[Opening Record extracts section]

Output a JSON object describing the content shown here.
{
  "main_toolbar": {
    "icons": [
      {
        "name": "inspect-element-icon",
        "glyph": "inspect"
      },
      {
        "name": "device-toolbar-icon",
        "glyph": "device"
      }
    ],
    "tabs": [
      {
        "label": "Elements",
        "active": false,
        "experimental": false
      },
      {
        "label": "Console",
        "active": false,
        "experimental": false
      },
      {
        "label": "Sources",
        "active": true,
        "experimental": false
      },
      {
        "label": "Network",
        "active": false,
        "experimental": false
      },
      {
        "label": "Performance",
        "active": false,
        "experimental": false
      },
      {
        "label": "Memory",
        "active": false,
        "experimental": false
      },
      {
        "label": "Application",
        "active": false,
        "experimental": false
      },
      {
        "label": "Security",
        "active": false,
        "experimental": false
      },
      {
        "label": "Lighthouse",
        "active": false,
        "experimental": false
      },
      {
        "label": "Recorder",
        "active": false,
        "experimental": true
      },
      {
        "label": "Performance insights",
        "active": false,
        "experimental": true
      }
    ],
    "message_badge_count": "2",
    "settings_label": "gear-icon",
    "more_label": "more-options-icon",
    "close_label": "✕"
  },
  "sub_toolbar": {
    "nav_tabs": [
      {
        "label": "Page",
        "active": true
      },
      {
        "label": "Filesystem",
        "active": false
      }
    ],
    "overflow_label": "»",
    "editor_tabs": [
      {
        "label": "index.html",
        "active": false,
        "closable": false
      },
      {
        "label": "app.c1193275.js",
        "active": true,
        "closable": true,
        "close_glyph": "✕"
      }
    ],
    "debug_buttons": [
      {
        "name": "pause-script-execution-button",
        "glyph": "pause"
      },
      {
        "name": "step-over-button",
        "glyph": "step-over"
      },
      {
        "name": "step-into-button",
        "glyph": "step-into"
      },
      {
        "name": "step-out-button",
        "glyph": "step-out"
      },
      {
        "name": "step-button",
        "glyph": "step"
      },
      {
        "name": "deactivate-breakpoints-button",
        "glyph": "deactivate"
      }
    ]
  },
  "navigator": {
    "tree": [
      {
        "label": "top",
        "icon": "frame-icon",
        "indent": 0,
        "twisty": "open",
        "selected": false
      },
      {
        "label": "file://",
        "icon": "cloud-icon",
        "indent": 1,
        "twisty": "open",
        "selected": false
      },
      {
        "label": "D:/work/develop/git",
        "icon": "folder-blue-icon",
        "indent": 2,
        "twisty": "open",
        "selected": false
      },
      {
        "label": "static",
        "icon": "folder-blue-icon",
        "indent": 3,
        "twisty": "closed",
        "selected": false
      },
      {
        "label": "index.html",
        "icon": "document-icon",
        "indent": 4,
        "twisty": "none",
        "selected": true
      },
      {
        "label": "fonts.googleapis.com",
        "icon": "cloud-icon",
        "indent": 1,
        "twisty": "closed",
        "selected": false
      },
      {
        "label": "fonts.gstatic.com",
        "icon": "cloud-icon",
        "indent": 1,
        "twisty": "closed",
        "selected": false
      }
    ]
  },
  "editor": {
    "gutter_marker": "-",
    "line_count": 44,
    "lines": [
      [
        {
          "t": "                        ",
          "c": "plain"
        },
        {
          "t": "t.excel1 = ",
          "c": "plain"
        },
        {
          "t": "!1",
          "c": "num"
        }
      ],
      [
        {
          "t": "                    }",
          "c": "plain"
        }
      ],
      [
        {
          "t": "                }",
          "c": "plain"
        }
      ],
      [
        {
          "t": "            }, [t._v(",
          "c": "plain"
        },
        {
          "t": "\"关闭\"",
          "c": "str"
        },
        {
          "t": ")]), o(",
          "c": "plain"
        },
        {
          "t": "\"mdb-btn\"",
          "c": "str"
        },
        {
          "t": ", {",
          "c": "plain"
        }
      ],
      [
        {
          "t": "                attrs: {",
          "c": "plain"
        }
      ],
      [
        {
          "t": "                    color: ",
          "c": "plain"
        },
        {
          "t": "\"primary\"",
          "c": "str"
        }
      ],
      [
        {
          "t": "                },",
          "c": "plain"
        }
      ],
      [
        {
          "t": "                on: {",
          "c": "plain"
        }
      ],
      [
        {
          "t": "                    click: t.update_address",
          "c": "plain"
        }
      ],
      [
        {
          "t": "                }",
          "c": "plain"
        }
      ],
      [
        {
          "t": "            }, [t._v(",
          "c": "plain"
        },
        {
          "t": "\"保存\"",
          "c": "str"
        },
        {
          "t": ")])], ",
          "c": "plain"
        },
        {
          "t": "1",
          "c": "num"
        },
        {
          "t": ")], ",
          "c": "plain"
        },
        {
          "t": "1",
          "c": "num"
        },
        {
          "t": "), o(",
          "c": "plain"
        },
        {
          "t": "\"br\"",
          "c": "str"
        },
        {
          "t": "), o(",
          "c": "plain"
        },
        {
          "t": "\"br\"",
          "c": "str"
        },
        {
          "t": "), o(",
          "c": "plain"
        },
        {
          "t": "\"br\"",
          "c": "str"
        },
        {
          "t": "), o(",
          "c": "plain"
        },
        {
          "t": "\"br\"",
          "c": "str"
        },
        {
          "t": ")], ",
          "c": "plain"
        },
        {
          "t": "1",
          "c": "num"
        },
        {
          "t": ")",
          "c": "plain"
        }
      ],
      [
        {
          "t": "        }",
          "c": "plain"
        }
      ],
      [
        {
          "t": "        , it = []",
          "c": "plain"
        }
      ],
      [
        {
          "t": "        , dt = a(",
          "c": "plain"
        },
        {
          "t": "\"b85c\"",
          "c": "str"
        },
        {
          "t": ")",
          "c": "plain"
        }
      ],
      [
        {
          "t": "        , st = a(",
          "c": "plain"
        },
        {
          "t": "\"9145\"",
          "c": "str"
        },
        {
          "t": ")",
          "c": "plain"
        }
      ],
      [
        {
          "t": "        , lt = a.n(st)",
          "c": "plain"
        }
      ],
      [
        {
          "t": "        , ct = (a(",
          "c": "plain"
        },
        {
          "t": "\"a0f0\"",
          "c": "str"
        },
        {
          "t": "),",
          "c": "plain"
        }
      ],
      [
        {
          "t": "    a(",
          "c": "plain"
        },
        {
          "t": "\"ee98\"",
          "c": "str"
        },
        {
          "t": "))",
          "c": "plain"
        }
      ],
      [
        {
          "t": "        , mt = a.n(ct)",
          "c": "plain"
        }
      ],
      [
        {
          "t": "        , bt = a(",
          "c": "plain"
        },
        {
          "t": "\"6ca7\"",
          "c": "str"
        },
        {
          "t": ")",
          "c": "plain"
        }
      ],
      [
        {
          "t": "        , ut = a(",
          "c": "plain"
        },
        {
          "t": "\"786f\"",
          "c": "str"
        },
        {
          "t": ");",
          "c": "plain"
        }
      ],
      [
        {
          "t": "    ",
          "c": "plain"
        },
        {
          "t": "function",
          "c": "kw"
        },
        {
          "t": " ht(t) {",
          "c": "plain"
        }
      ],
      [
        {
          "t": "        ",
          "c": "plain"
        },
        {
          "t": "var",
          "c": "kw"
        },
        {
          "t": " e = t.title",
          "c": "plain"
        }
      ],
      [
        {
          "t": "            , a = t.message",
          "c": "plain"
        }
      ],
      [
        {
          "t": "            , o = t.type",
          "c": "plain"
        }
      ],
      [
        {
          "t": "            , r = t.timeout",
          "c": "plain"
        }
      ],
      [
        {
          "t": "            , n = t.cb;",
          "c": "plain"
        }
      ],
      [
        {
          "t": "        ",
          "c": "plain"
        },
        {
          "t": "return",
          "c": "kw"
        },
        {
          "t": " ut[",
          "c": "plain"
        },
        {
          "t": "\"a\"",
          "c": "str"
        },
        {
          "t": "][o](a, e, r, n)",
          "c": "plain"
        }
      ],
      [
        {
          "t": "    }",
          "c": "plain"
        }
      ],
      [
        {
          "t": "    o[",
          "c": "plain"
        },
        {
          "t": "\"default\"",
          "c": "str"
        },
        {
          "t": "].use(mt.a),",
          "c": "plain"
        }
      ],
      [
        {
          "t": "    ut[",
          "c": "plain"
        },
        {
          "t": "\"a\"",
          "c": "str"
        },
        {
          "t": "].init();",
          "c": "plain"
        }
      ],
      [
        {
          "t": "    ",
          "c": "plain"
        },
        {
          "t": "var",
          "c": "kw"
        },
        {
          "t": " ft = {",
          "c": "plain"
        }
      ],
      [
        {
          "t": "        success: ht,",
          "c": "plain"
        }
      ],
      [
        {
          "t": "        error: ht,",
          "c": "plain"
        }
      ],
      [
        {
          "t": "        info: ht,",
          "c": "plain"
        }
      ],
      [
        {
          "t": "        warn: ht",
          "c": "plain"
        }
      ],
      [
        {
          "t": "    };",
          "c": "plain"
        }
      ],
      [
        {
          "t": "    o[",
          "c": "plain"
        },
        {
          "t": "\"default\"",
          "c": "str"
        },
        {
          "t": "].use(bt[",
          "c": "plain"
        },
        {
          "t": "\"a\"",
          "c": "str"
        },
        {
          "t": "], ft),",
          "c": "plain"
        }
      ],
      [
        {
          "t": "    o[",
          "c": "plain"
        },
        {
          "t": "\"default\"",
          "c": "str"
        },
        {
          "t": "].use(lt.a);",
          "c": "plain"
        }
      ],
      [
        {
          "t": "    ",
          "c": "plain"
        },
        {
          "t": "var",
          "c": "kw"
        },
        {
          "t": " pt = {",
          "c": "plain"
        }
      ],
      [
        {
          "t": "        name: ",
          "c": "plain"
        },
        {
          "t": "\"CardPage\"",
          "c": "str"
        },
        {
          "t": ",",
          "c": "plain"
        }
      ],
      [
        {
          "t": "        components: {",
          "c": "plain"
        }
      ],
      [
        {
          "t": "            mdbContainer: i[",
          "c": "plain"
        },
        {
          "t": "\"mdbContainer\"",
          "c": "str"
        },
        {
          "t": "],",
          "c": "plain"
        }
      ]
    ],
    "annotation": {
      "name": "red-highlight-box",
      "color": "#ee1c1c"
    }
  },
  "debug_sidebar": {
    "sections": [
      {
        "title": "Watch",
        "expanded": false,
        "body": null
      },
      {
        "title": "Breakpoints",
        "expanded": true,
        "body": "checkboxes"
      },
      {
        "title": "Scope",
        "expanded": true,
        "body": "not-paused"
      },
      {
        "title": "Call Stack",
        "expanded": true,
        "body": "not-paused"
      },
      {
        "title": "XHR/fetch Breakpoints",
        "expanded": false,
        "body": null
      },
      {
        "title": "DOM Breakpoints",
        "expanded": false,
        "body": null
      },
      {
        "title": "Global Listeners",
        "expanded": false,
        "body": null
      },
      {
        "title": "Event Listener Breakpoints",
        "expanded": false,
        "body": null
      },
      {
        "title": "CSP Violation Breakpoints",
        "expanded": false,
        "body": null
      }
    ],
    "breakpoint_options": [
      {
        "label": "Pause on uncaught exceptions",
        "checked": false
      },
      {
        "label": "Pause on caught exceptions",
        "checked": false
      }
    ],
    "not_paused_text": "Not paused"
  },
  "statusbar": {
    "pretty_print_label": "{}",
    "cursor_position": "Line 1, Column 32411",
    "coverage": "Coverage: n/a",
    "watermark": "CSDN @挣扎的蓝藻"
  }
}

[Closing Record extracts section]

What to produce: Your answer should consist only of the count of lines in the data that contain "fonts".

Problem solution: 2